[Interface dataset entries]

»»

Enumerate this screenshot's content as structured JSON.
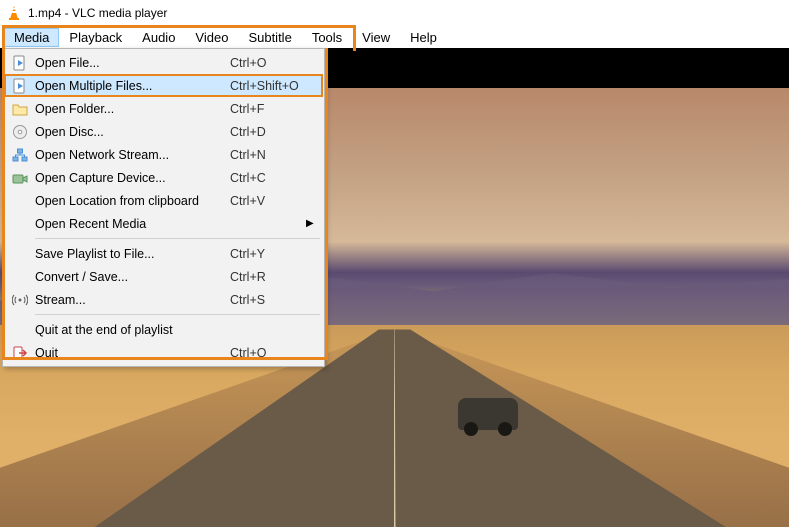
{
  "title": "1.mp4 - VLC media player",
  "menubar": {
    "items": [
      "Media",
      "Playback",
      "Audio",
      "Video",
      "Subtitle",
      "Tools",
      "View",
      "Help"
    ],
    "active_index": 0
  },
  "dropdown": {
    "groups": [
      [
        {
          "icon": "file-play",
          "label": "Open File...",
          "shortcut": "Ctrl+O"
        },
        {
          "icon": "file-play",
          "label": "Open Multiple Files...",
          "shortcut": "Ctrl+Shift+O",
          "highlighted": true
        },
        {
          "icon": "folder",
          "label": "Open Folder...",
          "shortcut": "Ctrl+F"
        },
        {
          "icon": "disc",
          "label": "Open Disc...",
          "shortcut": "Ctrl+D"
        },
        {
          "icon": "network",
          "label": "Open Network Stream...",
          "shortcut": "Ctrl+N"
        },
        {
          "icon": "capture",
          "label": "Open Capture Device...",
          "shortcut": "Ctrl+C"
        },
        {
          "icon": "",
          "label": "Open Location from clipboard",
          "shortcut": "Ctrl+V"
        },
        {
          "icon": "",
          "label": "Open Recent Media",
          "shortcut": "",
          "submenu": true
        }
      ],
      [
        {
          "icon": "",
          "label": "Save Playlist to File...",
          "shortcut": "Ctrl+Y"
        },
        {
          "icon": "",
          "label": "Convert / Save...",
          "shortcut": "Ctrl+R"
        },
        {
          "icon": "stream",
          "label": "Stream...",
          "shortcut": "Ctrl+S"
        }
      ],
      [
        {
          "icon": "",
          "label": "Quit at the end of playlist",
          "shortcut": ""
        },
        {
          "icon": "quit",
          "label": "Quit",
          "shortcut": "Ctrl+Q"
        }
      ]
    ]
  }
}
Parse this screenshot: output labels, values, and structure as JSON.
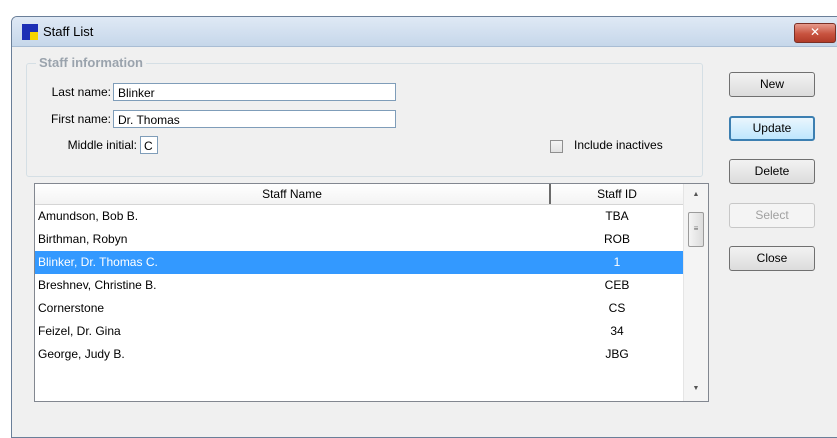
{
  "window": {
    "title": "Staff List",
    "close_label": "✕"
  },
  "staff_info": {
    "legend": "Staff information",
    "last_name_label": "Last name:",
    "last_name_value": "Blinker",
    "first_name_label": "First name:",
    "first_name_value": "Dr. Thomas",
    "middle_initial_label": "Middle initial:",
    "middle_initial_value": "C",
    "include_inactives_label": "Include inactives",
    "include_inactives_checked": false
  },
  "buttons": {
    "new": "New",
    "update": "Update",
    "delete": "Delete",
    "select": "Select",
    "close": "Close"
  },
  "list": {
    "columns": [
      "Staff Name",
      "Staff ID"
    ],
    "rows": [
      {
        "name": "Amundson, Bob  B.",
        "id": "TBA"
      },
      {
        "name": "Birthman, Robyn",
        "id": "ROB"
      },
      {
        "name": "Blinker, Dr. Thomas  C.",
        "id": "1"
      },
      {
        "name": "Breshnev, Christine  B.",
        "id": "CEB"
      },
      {
        "name": "Cornerstone",
        "id": "CS"
      },
      {
        "name": "Feizel, Dr. Gina",
        "id": "34"
      },
      {
        "name": "George, Judy  B.",
        "id": "JBG"
      }
    ]
  },
  "scrollbar": {
    "up_icon": "▲",
    "down_icon": "▼",
    "grip_icon": "≡"
  },
  "colors": {
    "selection": "#3399ff",
    "close_button": "#c8533f"
  }
}
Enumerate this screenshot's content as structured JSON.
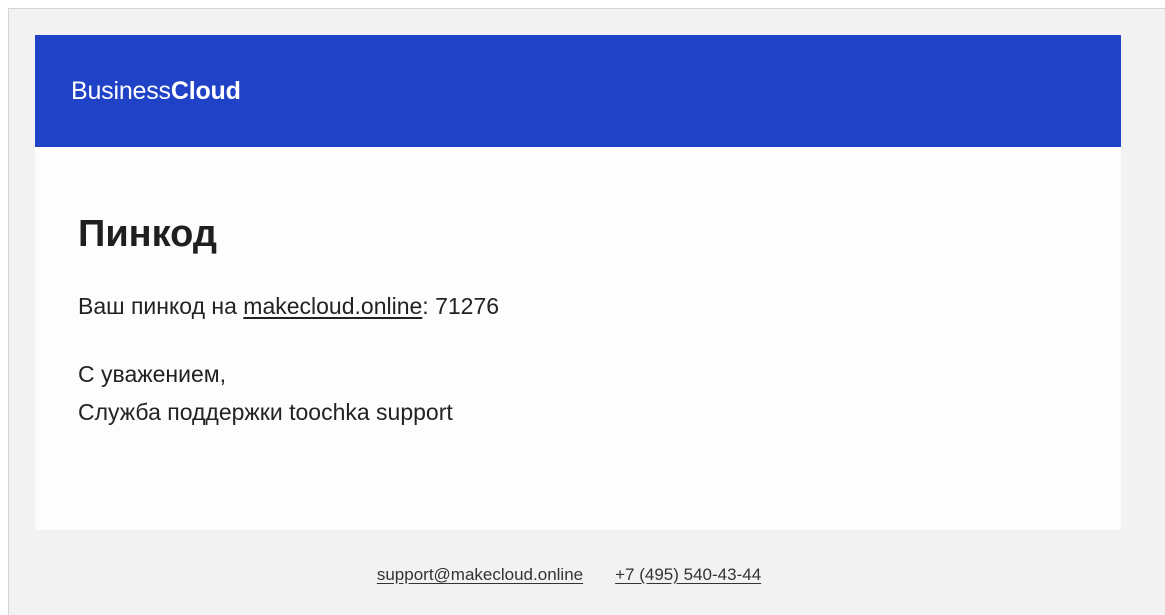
{
  "header": {
    "brand_regular": "Business",
    "brand_bold": "Cloud",
    "background_color": "#1f42c6"
  },
  "content": {
    "title": "Пинкод",
    "message_prefix": "Ваш пинкод на ",
    "site_link": "makecloud.online",
    "message_separator": ": ",
    "pincode": "71276",
    "greeting": "С уважением,",
    "signature": "Служба поддержки toochka support"
  },
  "footer": {
    "email": "support@makecloud.online",
    "phone": "+7 (495) 540-43-44"
  }
}
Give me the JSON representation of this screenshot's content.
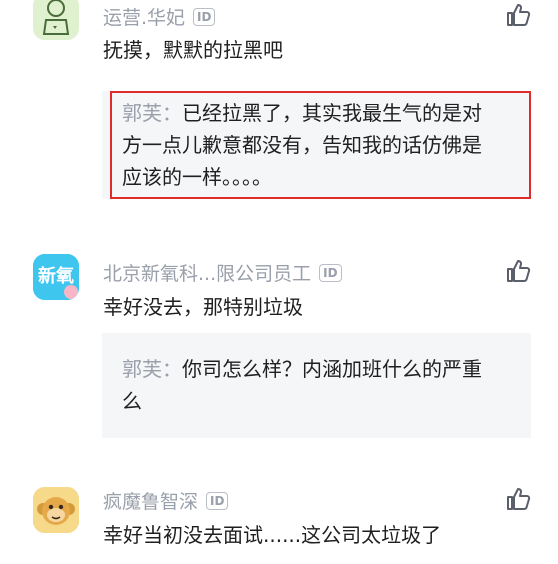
{
  "comments": [
    {
      "username": "运营.华妃",
      "id_badge": "ID",
      "text": "抚摸，默默的拉黑吧",
      "reply": {
        "author": "郭芙：",
        "line1": "已经拉黑了，其实我最生气的是对",
        "line2": "方一点儿歉意都没有，告知我的话仿佛是",
        "line3": "应该的一样。。。。"
      },
      "avatar_icon": "profile-avatar-icon",
      "like_icon": "thumbs-up-icon"
    },
    {
      "username": "北京新氧科...限公司员工",
      "id_badge": "ID",
      "text": "幸好没去，那特别垃圾",
      "avatar_text": "新氧",
      "reply": {
        "author": "郭芙：",
        "line1": "你司怎么样？内涵加班什么的严重",
        "line2": "么"
      },
      "like_icon": "thumbs-up-icon"
    },
    {
      "username": "疯魔鲁智深",
      "id_badge": "ID",
      "text": "幸好当初没去面试......这公司太垃圾了",
      "avatar_icon": "monkey-avatar-icon",
      "like_icon": "thumbs-up-icon"
    }
  ],
  "colors": {
    "highlight_border": "#e02b2b",
    "reply_bg": "#f5f6f8",
    "meta_gray": "#9aa0ab",
    "avatar2_bg": "#3ec6ef"
  }
}
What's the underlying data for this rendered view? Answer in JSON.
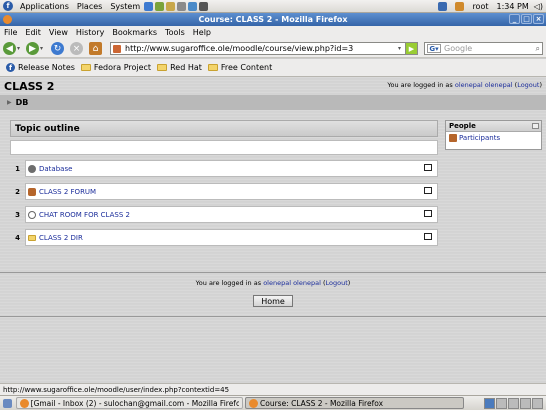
{
  "panel": {
    "menus": [
      "Applications",
      "Places",
      "System"
    ],
    "user": "root",
    "time": "1:34 PM"
  },
  "window": {
    "title": "Course: CLASS 2 - Mozilla Firefox"
  },
  "menubar": [
    "File",
    "Edit",
    "View",
    "History",
    "Bookmarks",
    "Tools",
    "Help"
  ],
  "nav": {
    "url": "http://www.sugaroffice.ole/moodle/course/view.php?id=3",
    "search_placeholder": "Google"
  },
  "bookmarks": [
    "Release Notes",
    "Fedora Project",
    "Red Hat",
    "Free Content"
  ],
  "page": {
    "course_title": "CLASS 2",
    "login_prefix": "You are logged in as ",
    "login_user": "olenepal olenepal",
    "logout": "Logout",
    "breadcrumb": "DB",
    "topic_outline": "Topic outline",
    "sections": [
      {
        "num": "1",
        "label": "Database",
        "icon": "database-icon",
        "color": "#6d6d6d"
      },
      {
        "num": "2",
        "label": "CLASS 2 FORUM",
        "icon": "forum-icon",
        "color": "#b5652b"
      },
      {
        "num": "3",
        "label": "CHAT ROOM FOR CLASS 2",
        "icon": "chat-icon",
        "color": "#d8d8d8"
      },
      {
        "num": "4",
        "label": "CLASS 2 DIR",
        "icon": "folder-icon",
        "color": "#f3d46a"
      }
    ],
    "people": {
      "title": "People",
      "participants": "Participants"
    },
    "footer_login_prefix": "You are logged in as ",
    "footer_login_user": "olenepal olenepal",
    "footer_logout": "Logout",
    "home_button": "Home"
  },
  "status": "http://www.sugaroffice.ole/moodle/user/index.php?contextid=45",
  "taskbar": [
    {
      "label": "[Gmail - Inbox (2) - sulochan@gmail.com - Mozilla Firefox]",
      "active": false
    },
    {
      "label": "Course: CLASS 2 - Mozilla Firefox",
      "active": true
    }
  ]
}
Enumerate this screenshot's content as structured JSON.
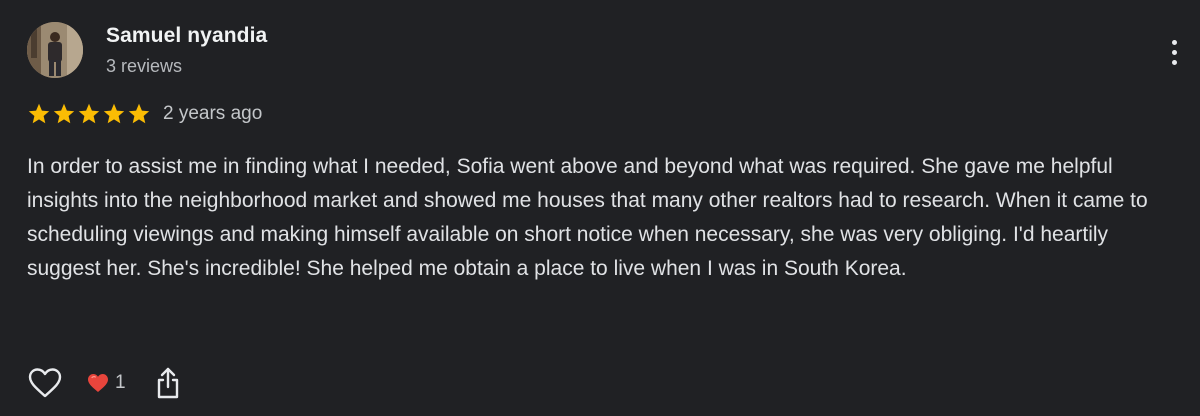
{
  "reviewer": {
    "name": "Samuel nyandia",
    "meta": "3 reviews",
    "avatar": "user-photo"
  },
  "review": {
    "rating": 5,
    "rating_max": 5,
    "time": "2 years ago",
    "text": "In order to assist me in finding what I needed, Sofia went above and beyond what was required. She gave me helpful insights into the neighborhood market and showed me houses that many other realtors had to research. When it came to scheduling viewings and making himself available on short notice when necessary, she was very obliging. I'd heartily suggest her. She's incredible! She helped me obtain a place to live when I was in South Korea."
  },
  "actions": {
    "like_icon": "heart-outline-icon",
    "reaction_icon": "red-heart-icon",
    "reaction_count": "1",
    "share_icon": "share-icon",
    "more_icon": "more-vertical-icon"
  },
  "colors": {
    "background": "#202124",
    "star": "#fbbc04",
    "heart": "#e8453c",
    "text": "#e8eaed"
  }
}
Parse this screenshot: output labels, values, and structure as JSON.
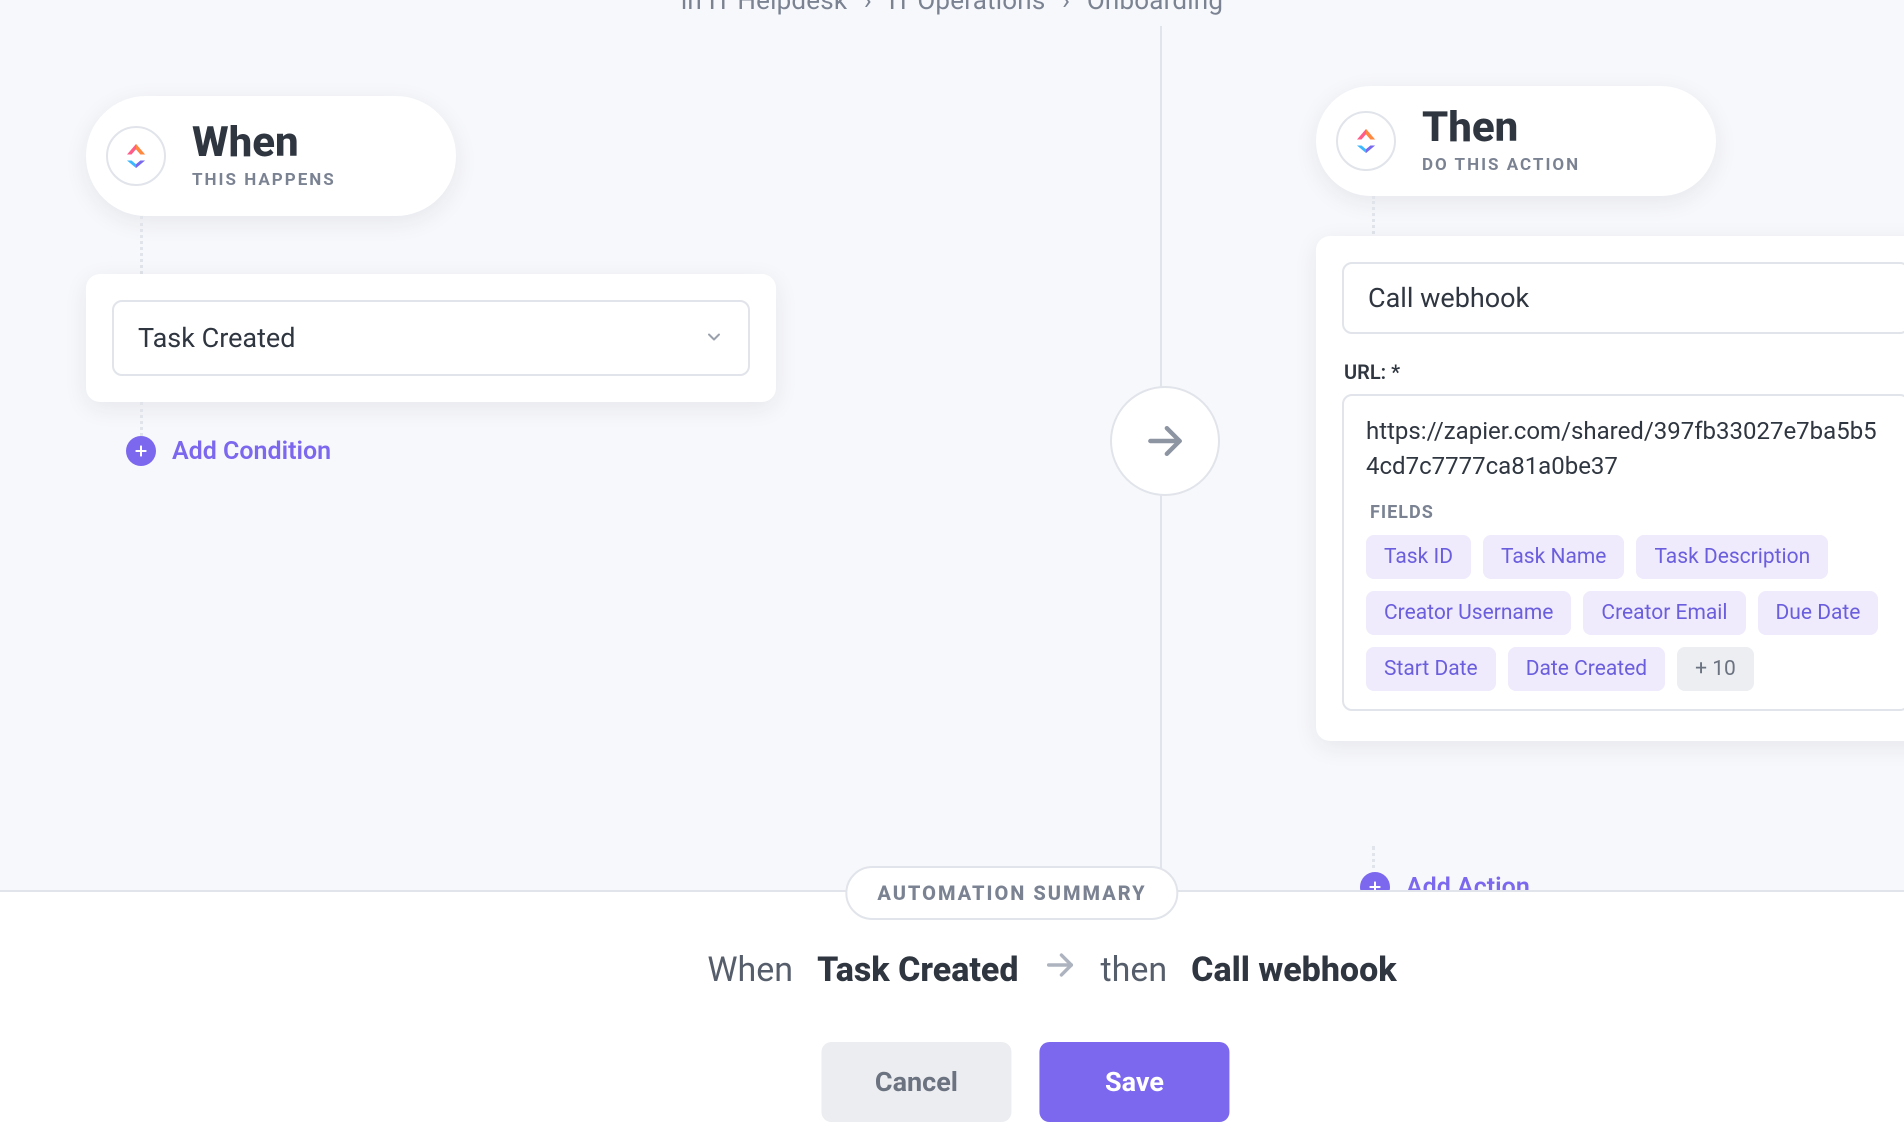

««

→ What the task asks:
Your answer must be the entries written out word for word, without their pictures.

→ Answer section:
Enumerate this screenshot's content as structured JSON.
{
  "title": "1.mp4 - VLC media player",
  "menubar": {
    "items": [
      "Media",
      "Playback",
      "Audio",
      "Video",
      "Subtitle",
      "Tools",
      "View",
      "Help"
    ],
    "active_index": 0
  },
  "dropdown": {
    "groups": [
      [
        {
          "icon": "file-play",
          "label": "Open File...",
          "shortcut": "Ctrl+O"
        },
        {
          "icon": "file-play",
          "label": "Open Multiple Files...",
          "shortcut": "Ctrl+Shift+O",
          "highlighted": true
        },
        {
          "icon": "folder",
          "label": "Open Folder...",
          "shortcut": "Ctrl+F"
        },
        {
          "icon": "disc",
          "label": "Open Disc...",
          "shortcut": "Ctrl+D"
        },
        {
          "icon": "network",
          "label": "Open Network Stream...",
          "shortcut": "Ctrl+N"
        },
        {
          "icon": "capture",
          "label": "Open Capture Device...",
          "shortcut": "Ctrl+C"
        },
        {
          "icon": "",
          "label": "Open Location from clipboard",
          "shortcut": "Ctrl+V"
        },
        {
          "icon": "",
          "label": "Open Recent Media",
          "shortcut": "",
          "submenu": true
        }
      ],
      [
        {
          "icon": "",
          "label": "Save Playlist to File...",
          "shortcut": "Ctrl+Y"
        },
        {
          "icon": "",
          "label": "Convert / Save...",
          "shortcut": "Ctrl+R"
        },
        {
          "icon": "stream",
          "label": "Stream...",
          "shortcut": "Ctrl+S"
        }
      ],
      [
        {
          "icon": "",
          "label": "Quit at the end of playlist",
          "shortcut": ""
        },
        {
          "icon": "quit",
          "label": "Quit",
          "shortcut": "Ctrl+Q"
        }
      ]
    ]
  }
}
Parse this screenshot: output labels, values, and structure as JSON.
{
  "window": {
    "title": "Staff List",
    "close_label": "✕"
  },
  "staff_info": {
    "legend": "Staff information",
    "last_name_label": "Last name:",
    "last_name_value": "Blinker",
    "first_name_label": "First name:",
    "first_name_value": "Dr. Thomas",
    "middle_initial_label": "Middle initial:",
    "middle_initial_value": "C",
    "include_inactives_label": "Include inactives",
    "include_inactives_checked": false
  },
  "buttons": {
    "new": "New",
    "update": "Update",
    "delete": "Delete",
    "select": "Select",
    "close": "Close"
  },
  "list": {
    "columns": [
      "Staff Name",
      "Staff ID"
    ],
    "rows": [
      {
        "name": "Amundson, Bob  B.",
        "id": "TBA"
      },
      {
        "name": "Birthman, Robyn",
        "id": "ROB"
      },
      {
        "name": "Blinker, Dr. Thomas  C.",
        "id": "1"
      },
      {
        "name": "Breshnev, Christine  B.",
        "id": "CEB"
      },
      {
        "name": "Cornerstone",
        "id": "CS"
      },
      {
        "name": "Feizel, Dr. Gina",
        "id": "34"
      },
      {
        "name": "George, Judy  B.",
        "id": "JBG"
      }
    ]
  },
  "scrollbar": {
    "up_icon": "▲",
    "down_icon": "▼",
    "grip_icon": "≡"
  },
  "colors": {
    "selection": "#3399ff",
    "close_button": "#c8533f"
  }
}
Enumerate this screenshot's content as structured JSON.
{
  "header": {
    "brand_regular": "Business",
    "brand_bold": "Cloud",
    "background_color": "#1f42c6"
  },
  "content": {
    "title": "Пинкод",
    "message_prefix": "Ваш пинкод на ",
    "site_link": "makecloud.online",
    "message_separator": ": ",
    "pincode": "71276",
    "greeting": "С уважением,",
    "signature": "Служба поддержки toochka support"
  },
  "footer": {
    "email": "support@makecloud.online",
    "phone": "+7 (495) 540-43-44"
  }
}
Give me the JSON representation of this screenshot's content.
{
  "comments": [
    {
      "username": "运营.华妃",
      "id_badge": "ID",
      "text": "抚摸，默默的拉黑吧",
      "reply": {
        "author": "郭芙：",
        "line1": "已经拉黑了，其实我最生气的是对",
        "line2": "方一点儿歉意都没有，告知我的话仿佛是",
        "line3": "应该的一样。。。。"
      },
      "avatar_icon": "profile-avatar-icon",
      "like_icon": "thumbs-up-icon"
    },
    {
      "username": "北京新氧科...限公司员工",
      "id_badge": "ID",
      "text": "幸好没去，那特别垃圾",
      "avatar_text": "新氧",
      "reply": {
        "author": "郭芙：",
        "line1": "你司怎么样？内涵加班什么的严重",
        "line2": "么"
      },
      "like_icon": "thumbs-up-icon"
    },
    {
      "username": "疯魔鲁智深",
      "id_badge": "ID",
      "text": "幸好当初没去面试......这公司太垃圾了",
      "avatar_icon": "monkey-avatar-icon",
      "like_icon": "thumbs-up-icon"
    }
  ],
  "colors": {
    "highlight_border": "#e02b2b",
    "reply_bg": "#f5f6f8",
    "meta_gray": "#9aa0ab",
    "avatar2_bg": "#3ec6ef"
  }
}
What's the underlying data for this rendered view? Answer in JSON.
{
  "panel": {
    "menus": [
      "Applications",
      "Places",
      "System"
    ],
    "user": "root",
    "time": "1:34 PM"
  },
  "window": {
    "title": "Course: CLASS 2 - Mozilla Firefox"
  },
  "menubar": [
    "File",
    "Edit",
    "View",
    "History",
    "Bookmarks",
    "Tools",
    "Help"
  ],
  "nav": {
    "url": "http://www.sugaroffice.ole/moodle/course/view.php?id=3",
    "search_placeholder": "Google"
  },
  "bookmarks": [
    "Release Notes",
    "Fedora Project",
    "Red Hat",
    "Free Content"
  ],
  "page": {
    "course_title": "CLASS 2",
    "login_prefix": "You are logged in as ",
    "login_user": "olenepal olenepal",
    "logout": "Logout",
    "breadcrumb": "DB",
    "topic_outline": "Topic outline",
    "sections": [
      {
        "num": "1",
        "label": "Database",
        "icon": "database-icon",
        "color": "#6d6d6d"
      },
      {
        "num": "2",
        "label": "CLASS 2 FORUM",
        "icon": "forum-icon",
        "color": "#b5652b"
      },
      {
        "num": "3",
        "label": "CHAT ROOM FOR CLASS 2",
        "icon": "chat-icon",
        "color": "#d8d8d8"
      },
      {
        "num": "4",
        "label": "CLASS 2 DIR",
        "icon": "folder-icon",
        "color": "#f3d46a"
      }
    ],
    "people": {
      "title": "People",
      "participants": "Participants"
    },
    "footer_login_prefix": "You are logged in as ",
    "footer_login_user": "olenepal olenepal",
    "footer_logout": "Logout",
    "home_button": "Home"
  },
  "status": "http://www.sugaroffice.ole/moodle/user/index.php?contextid=45",
  "taskbar": [
    {
      "label": "[Gmail - Inbox (2) - sulochan@gmail.com - Mozilla Firefox]",
      "active": false
    },
    {
      "label": "Course: CLASS 2 - Mozilla Firefox",
      "active": true
    }
  ]
}
Enumerate this screenshot's content as structured JSON.
{
  "reviewer": {
    "name": "Samuel nyandia",
    "meta": "3 reviews",
    "avatar": "user-photo"
  },
  "review": {
    "rating": 5,
    "rating_max": 5,
    "time": "2 years ago",
    "text": "In order to assist me in finding what I needed, Sofia went above and beyond what was required. She gave me helpful insights into the neighborhood market and showed me houses that many other realtors had to research. When it came to scheduling viewings and making himself available on short notice when necessary, she was very obliging. I'd heartily suggest her. She's incredible! She helped me obtain a place to live when I was in South Korea."
  },
  "actions": {
    "like_icon": "heart-outline-icon",
    "reaction_icon": "red-heart-icon",
    "reaction_count": "1",
    "share_icon": "share-icon",
    "more_icon": "more-vertical-icon"
  },
  "colors": {
    "background": "#202124",
    "star": "#fbbc04",
    "heart": "#e8453c",
    "text": "#e8eaed"
  }
}
Parse this screenshot: output labels, values, and structure as JSON.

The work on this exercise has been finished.